Louise Mathewson - Author & Poet
|Posted on December 5, 2012 at 12:40 AM|
A beautiful sunny day in NY, 60 degrees in early December! I came to visit my children and 2 handsome, wonderful grandsons, 9 and 7 1/2! As I walked down York Avenue, facing the south, I received a huge dose of sun medicine as it seeped into my pineal gland. Suddenly, I spotted flowers on a corner lot. I just had to stop to take pictures, to thrill in the garden of colors and shapes that feed my eyes and soul here in the early days of December in New York City! What a joy!
Nature, so little of it in NYC, and yet I found it on a busy, noisy, stimulating street with walkers, cars, trucks, honks, beeps, running motors, pounding jackhammers, noise, noise, noise! As I walked, I thought to myself, there is no such thing as silence in NYC. And yet I crave silence for the deepest part of my being, after a traumtic brain injury. I couldn’t live here for very long without going a wee bit crazy, without feeling starved for the medicine of nature.
As my nervous system became over-stimulated by the sites and sounds of NY, I pulled deep into my self, as close to my core as I could. In the middle of a big city, where I am usually hyper-vigilant as I search for safety, I pulled in to myself to see if there was a message inside below the noise of the city that pounded against my ear drums, that are now so hyper-sensitive.

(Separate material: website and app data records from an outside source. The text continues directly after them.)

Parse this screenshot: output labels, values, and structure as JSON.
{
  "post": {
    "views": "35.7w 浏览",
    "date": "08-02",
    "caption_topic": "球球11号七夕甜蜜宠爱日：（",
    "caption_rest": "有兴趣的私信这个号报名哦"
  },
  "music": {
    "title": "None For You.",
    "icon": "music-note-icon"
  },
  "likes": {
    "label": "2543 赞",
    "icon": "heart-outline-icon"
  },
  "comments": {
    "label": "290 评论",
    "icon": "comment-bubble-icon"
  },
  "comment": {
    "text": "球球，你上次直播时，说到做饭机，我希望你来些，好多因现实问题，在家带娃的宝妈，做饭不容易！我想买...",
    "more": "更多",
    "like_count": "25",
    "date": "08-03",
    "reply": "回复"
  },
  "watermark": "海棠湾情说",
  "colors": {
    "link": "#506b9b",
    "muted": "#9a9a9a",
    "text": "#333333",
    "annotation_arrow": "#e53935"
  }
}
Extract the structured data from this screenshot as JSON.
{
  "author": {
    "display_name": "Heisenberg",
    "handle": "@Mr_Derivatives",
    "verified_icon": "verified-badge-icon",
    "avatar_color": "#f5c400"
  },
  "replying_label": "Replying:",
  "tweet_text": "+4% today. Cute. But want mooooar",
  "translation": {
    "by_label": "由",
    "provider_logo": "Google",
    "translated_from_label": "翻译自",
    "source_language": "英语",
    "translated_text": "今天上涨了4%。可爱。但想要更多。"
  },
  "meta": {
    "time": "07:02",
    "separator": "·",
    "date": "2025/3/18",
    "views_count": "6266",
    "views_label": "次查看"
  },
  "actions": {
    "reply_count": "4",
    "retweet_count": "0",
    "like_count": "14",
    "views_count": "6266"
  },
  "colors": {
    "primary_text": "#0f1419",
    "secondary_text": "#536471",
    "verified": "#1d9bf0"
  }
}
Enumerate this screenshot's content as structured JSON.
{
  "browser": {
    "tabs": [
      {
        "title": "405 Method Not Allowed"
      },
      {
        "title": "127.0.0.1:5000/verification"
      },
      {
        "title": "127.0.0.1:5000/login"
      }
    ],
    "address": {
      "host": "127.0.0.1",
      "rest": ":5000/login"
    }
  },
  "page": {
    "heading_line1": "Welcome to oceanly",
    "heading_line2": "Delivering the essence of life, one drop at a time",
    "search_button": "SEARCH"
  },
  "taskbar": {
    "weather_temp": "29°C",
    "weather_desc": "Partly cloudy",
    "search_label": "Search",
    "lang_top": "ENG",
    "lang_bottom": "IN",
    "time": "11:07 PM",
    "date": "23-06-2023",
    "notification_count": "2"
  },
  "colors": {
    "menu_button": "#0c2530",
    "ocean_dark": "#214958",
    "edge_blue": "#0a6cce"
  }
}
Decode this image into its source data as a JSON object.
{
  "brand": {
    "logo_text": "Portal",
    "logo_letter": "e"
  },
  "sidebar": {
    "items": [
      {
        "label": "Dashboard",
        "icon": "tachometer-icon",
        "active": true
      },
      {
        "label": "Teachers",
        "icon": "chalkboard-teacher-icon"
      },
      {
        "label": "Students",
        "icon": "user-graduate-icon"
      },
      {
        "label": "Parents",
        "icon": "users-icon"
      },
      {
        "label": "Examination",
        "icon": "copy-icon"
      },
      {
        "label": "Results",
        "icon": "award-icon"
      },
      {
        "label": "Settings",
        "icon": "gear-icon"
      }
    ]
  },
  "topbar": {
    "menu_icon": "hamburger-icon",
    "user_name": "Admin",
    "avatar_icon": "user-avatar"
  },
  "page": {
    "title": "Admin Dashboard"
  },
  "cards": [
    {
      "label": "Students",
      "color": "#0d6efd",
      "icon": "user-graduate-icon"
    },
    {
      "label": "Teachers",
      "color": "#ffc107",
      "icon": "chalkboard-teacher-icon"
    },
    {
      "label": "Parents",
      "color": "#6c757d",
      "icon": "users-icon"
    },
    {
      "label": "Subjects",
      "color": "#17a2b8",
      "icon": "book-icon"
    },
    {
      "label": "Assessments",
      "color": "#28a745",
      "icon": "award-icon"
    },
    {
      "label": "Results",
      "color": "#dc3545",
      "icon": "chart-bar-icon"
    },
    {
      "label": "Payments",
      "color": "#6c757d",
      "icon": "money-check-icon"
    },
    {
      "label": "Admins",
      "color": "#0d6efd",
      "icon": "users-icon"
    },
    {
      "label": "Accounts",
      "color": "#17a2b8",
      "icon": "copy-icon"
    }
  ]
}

What I found was that the stimulation on a NYC street felt like the chaos of a car wreck, with the sound of shattering glass, screeching tires, metal hitting metal, crunching, pounding, honking. I knew then that I needed to go back to my hotel room. There I would find quiet, there I could put on my iPod with soft music, there I could close my eyes and get relief from unconscious memories that my body held alone, without the consciousness of my spirit, or a working left brain to tell me that I was now OK.
The accident was nearly 10 years ago, almost ancient history. In the breezes of a beautiful day on a noisy NYC street, my body still remembers that chaos nearly stole my life. Instead, chaos left me with a brain injury, so I had to take a different route in life than I had planned.